**WORK TO BE COMPLETED**. The lines you return should be those containing the string "icon", taken from the data below.

**Data records for software interfaces**.
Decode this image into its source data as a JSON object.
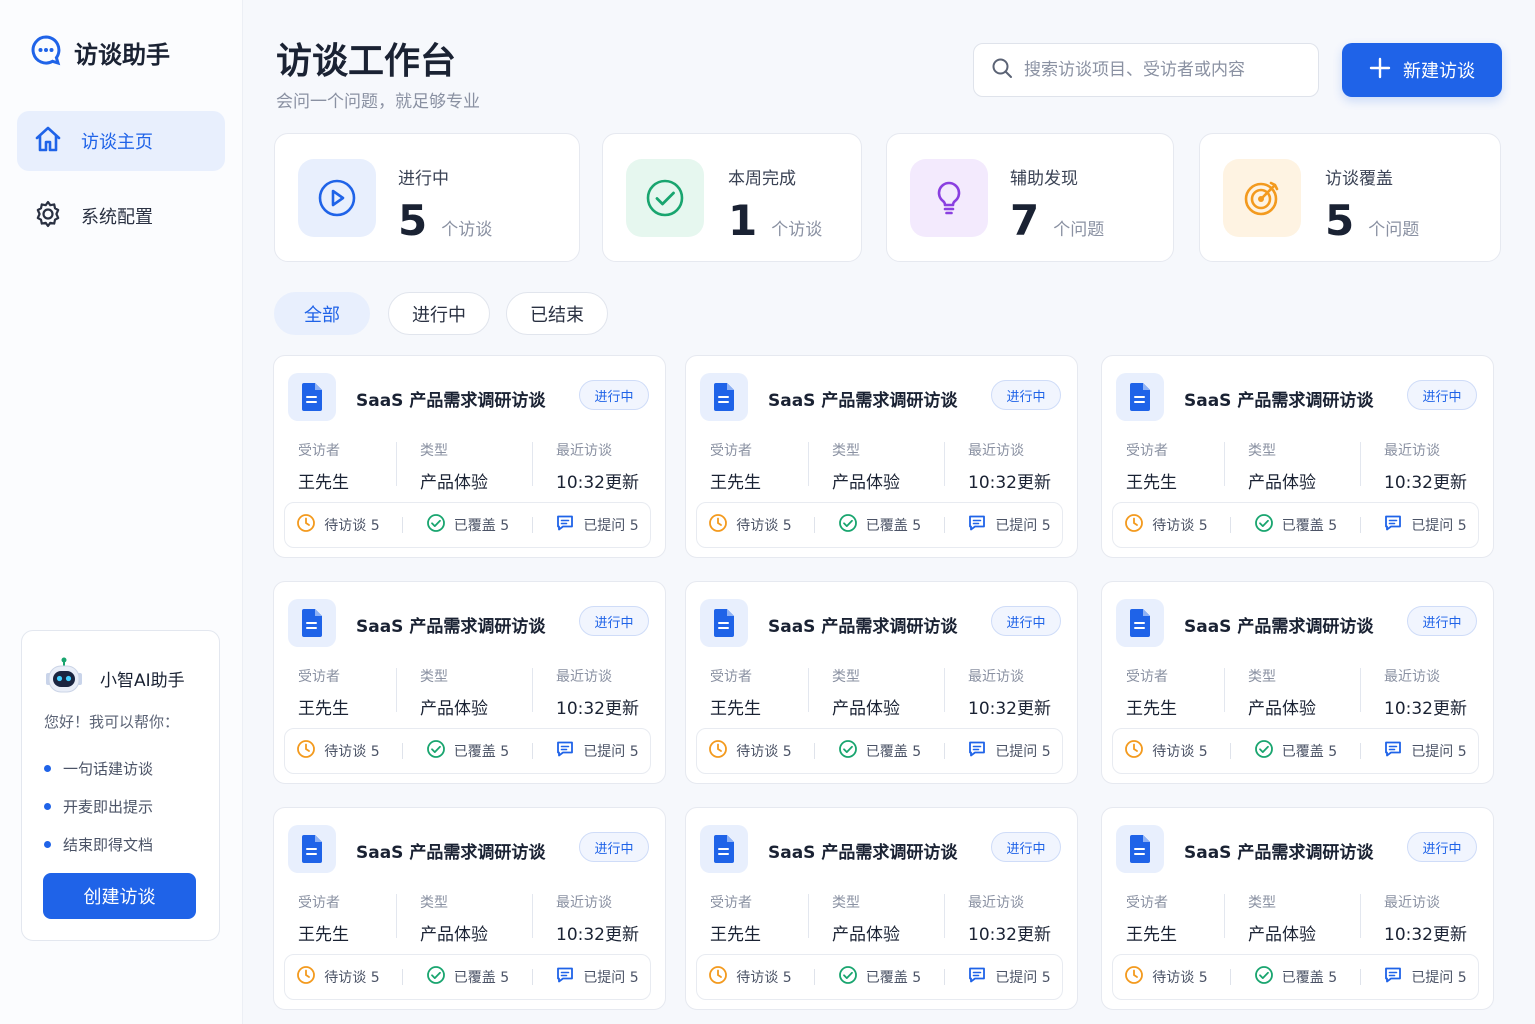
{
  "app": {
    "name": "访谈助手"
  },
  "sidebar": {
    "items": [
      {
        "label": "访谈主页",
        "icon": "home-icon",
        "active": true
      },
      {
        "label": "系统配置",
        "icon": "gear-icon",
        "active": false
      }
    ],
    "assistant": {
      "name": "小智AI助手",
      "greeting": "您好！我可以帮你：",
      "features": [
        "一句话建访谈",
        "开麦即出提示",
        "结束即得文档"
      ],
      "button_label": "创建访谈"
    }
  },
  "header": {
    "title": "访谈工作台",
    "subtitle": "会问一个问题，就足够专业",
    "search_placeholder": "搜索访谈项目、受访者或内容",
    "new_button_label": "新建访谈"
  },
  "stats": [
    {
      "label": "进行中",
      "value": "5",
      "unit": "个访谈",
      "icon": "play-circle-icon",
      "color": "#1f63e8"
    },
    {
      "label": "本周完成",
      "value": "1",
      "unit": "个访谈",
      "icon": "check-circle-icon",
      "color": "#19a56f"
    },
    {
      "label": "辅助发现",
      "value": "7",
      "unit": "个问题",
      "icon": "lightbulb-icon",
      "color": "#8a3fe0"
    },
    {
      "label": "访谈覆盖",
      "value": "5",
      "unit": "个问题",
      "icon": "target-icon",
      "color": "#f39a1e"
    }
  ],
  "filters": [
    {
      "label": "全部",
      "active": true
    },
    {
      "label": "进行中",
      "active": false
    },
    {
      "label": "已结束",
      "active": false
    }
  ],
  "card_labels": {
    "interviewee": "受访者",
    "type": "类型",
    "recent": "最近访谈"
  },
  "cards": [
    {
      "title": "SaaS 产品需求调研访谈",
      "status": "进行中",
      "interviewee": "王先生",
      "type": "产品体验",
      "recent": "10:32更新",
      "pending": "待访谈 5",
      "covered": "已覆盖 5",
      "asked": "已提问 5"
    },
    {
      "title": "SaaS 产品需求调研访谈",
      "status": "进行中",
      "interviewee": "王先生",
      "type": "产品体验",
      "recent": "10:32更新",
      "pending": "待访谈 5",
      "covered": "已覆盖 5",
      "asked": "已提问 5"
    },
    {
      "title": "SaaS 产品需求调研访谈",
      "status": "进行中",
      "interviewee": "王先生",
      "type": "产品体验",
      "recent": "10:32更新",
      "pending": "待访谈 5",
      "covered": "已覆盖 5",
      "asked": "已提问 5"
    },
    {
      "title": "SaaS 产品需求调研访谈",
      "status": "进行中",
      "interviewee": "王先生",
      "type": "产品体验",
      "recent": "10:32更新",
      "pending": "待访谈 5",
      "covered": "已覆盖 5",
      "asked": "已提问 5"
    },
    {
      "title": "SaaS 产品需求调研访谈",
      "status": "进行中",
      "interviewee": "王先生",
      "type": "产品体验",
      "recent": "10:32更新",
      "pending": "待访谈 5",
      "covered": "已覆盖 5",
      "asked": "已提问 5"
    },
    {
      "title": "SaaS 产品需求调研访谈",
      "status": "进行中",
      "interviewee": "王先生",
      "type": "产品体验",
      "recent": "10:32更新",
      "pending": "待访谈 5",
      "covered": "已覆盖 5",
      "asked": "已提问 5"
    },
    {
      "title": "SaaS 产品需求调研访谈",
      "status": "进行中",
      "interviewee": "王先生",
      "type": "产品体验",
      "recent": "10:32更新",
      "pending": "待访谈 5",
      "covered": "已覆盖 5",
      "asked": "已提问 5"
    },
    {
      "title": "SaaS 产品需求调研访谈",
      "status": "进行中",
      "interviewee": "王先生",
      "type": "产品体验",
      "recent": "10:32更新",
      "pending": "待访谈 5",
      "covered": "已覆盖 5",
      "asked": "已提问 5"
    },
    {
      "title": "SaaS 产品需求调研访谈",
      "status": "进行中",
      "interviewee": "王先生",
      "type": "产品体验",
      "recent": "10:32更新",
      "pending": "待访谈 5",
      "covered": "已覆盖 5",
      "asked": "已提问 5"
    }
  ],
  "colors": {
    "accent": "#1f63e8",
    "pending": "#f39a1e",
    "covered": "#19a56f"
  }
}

**SOLUTION TO THIS TASK**.
        "icon": "home-icon",
        "icon": "gear-icon",
      "icon": "play-circle-icon",
      "icon": "check-circle-icon",
      "icon": "lightbulb-icon",
      "icon": "target-icon",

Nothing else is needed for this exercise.